'''

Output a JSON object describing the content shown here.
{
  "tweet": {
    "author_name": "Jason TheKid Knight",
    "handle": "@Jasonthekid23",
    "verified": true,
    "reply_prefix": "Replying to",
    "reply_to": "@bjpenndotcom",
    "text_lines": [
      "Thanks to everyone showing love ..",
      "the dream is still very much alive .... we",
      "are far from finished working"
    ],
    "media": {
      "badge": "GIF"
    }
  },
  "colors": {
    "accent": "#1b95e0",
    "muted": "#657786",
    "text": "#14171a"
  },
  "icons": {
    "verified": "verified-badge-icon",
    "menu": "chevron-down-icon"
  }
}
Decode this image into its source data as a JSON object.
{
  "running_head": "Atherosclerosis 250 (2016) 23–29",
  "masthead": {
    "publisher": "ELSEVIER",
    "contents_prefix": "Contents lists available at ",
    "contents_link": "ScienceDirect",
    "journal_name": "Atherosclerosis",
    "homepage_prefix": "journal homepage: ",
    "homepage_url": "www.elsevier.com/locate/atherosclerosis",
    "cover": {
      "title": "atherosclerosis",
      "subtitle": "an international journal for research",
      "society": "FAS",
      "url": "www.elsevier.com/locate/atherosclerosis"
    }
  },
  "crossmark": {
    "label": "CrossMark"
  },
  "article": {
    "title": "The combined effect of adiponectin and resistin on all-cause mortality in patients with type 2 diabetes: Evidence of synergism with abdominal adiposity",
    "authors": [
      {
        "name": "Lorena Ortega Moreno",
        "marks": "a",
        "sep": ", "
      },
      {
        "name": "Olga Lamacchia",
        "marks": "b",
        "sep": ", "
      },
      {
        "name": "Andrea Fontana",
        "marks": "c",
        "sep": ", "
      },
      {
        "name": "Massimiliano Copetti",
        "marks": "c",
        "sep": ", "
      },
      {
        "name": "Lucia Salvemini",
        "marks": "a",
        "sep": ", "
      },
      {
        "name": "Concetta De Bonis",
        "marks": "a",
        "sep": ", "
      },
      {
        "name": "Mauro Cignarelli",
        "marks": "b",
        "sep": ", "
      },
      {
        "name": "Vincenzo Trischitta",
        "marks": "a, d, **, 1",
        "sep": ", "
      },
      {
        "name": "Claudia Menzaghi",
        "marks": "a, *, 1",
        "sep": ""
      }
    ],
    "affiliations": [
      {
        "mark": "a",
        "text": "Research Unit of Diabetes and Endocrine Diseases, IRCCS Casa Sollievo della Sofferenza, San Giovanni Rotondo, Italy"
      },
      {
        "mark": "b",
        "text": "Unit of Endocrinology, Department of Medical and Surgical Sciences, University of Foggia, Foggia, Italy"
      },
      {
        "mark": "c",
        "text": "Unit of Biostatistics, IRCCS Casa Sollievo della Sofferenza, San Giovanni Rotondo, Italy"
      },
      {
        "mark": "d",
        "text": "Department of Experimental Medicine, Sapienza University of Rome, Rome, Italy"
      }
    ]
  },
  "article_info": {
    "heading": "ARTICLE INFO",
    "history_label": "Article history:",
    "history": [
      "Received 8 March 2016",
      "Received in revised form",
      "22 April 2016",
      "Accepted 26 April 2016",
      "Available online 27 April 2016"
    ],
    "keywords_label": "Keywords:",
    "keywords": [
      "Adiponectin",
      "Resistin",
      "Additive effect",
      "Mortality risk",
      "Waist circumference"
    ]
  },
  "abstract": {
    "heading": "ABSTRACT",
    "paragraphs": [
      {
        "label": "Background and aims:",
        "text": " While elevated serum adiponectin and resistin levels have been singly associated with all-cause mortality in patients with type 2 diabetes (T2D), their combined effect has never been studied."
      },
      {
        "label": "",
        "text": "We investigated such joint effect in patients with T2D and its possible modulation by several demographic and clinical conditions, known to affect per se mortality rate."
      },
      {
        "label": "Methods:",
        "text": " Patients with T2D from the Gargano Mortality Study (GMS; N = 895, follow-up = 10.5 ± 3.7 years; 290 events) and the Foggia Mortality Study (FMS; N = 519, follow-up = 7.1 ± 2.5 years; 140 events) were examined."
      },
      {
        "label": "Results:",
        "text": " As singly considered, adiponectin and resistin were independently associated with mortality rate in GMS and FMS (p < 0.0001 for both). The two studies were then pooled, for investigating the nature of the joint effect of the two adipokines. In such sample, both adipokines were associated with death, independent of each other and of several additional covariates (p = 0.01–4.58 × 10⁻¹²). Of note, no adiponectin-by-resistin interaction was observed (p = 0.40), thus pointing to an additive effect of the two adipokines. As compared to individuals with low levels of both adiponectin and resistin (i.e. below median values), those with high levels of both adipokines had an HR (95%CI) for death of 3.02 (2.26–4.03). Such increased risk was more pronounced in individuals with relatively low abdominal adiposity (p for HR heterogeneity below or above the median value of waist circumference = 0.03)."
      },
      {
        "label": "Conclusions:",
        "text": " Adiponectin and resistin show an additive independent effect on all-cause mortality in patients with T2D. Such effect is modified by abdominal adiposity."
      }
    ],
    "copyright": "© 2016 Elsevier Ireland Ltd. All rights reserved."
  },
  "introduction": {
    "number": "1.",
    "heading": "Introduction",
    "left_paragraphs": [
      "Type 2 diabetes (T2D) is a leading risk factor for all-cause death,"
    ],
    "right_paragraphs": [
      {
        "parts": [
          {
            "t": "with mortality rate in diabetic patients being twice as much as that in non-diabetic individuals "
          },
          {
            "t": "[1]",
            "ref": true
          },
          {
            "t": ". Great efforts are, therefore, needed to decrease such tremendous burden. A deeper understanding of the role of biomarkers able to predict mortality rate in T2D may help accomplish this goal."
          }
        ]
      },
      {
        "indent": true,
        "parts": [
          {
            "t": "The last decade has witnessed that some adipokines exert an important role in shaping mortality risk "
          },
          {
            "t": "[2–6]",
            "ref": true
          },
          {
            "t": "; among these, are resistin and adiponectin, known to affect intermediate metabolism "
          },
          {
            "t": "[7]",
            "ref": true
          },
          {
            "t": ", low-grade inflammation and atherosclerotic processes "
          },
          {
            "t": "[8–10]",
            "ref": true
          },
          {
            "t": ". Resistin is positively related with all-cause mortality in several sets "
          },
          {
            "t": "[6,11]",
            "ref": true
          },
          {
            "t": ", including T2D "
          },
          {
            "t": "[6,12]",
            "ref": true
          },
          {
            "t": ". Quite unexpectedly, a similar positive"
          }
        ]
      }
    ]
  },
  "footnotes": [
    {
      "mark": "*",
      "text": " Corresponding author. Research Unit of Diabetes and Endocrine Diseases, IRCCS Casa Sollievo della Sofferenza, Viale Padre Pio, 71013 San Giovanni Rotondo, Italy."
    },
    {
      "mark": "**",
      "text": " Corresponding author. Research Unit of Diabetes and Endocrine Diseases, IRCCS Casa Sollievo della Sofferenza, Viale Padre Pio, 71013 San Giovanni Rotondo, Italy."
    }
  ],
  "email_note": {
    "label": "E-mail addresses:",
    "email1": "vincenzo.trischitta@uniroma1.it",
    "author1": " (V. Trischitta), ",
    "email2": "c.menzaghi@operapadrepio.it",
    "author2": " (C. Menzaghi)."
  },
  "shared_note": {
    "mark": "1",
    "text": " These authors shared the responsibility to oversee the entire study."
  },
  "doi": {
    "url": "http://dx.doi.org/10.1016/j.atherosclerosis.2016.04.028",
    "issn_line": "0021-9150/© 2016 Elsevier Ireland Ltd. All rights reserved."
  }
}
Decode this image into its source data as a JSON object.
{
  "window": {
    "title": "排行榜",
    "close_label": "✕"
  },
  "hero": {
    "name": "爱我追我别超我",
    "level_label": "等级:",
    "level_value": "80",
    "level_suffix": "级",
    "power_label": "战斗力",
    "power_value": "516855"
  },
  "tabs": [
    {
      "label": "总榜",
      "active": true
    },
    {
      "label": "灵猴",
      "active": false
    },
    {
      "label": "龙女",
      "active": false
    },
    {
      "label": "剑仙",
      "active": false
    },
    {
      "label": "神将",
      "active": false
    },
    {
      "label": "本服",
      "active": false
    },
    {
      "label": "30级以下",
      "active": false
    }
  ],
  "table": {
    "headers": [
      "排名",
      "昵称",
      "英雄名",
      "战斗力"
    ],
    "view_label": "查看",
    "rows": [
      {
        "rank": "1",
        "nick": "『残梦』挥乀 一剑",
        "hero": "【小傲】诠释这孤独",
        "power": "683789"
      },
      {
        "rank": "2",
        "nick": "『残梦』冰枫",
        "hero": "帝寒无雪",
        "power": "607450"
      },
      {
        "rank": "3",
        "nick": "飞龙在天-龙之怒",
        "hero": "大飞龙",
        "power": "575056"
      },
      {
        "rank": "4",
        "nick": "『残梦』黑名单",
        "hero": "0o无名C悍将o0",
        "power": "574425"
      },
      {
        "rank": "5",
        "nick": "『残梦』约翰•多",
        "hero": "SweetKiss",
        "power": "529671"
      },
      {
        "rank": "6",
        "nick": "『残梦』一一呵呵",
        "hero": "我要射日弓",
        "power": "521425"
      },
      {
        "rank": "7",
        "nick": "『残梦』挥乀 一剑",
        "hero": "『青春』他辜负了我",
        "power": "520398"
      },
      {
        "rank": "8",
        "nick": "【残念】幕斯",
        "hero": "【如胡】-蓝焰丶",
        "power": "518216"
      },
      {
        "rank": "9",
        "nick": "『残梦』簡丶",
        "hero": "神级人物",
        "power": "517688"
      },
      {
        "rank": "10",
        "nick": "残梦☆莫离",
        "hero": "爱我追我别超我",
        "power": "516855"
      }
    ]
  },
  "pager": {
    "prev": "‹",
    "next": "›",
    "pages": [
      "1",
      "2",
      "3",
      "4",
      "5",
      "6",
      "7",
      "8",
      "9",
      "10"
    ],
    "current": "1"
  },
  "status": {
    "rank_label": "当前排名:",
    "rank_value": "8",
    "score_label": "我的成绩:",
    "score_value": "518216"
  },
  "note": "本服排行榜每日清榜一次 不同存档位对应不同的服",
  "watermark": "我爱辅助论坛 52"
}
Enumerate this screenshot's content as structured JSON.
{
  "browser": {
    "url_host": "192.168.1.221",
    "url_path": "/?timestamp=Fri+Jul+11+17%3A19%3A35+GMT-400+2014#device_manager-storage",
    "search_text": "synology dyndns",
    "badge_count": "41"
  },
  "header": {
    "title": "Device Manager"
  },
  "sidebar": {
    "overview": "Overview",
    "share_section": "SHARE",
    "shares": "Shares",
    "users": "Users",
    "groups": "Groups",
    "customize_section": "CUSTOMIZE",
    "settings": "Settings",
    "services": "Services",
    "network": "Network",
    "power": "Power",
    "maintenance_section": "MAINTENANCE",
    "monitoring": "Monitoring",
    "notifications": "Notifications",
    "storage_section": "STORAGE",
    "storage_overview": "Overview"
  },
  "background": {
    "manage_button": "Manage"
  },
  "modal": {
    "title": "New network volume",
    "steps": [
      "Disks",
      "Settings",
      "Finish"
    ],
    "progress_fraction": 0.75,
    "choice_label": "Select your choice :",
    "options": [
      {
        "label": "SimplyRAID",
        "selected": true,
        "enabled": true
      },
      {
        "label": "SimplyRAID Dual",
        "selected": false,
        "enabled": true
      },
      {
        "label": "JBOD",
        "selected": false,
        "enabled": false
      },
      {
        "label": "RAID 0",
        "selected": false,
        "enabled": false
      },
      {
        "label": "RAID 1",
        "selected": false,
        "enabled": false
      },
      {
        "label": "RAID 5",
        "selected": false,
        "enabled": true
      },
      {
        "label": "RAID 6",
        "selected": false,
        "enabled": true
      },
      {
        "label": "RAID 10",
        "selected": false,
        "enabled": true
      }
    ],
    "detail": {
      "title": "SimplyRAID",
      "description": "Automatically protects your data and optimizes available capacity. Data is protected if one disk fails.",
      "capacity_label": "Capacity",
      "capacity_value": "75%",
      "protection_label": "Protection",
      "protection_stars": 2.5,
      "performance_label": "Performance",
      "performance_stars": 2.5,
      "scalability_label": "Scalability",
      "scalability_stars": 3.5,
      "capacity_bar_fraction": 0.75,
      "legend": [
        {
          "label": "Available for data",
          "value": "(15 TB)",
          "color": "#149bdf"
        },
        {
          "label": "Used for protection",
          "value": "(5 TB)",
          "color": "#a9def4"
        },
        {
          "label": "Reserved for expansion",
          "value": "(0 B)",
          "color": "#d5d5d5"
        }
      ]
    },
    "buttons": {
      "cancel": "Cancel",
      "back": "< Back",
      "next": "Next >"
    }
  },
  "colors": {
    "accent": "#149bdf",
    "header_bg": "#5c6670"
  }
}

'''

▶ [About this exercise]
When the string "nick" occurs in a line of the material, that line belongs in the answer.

▶ [Response area]
        "nick": "『残梦』挥乀 一剑",
        "nick": "『残梦』冰枫",
        "nick": "飞龙在天-龙之怒",
        "nick": "『残梦』黑名单",
        "nick": "『残梦』约翰•多",
        "nick": "『残梦』一一呵呵",
        "nick": "『残梦』挥乀 一剑",
        "nick": "【残念】幕斯",
        "nick": "『残梦』簡丶",
        "nick": "残梦☆莫离",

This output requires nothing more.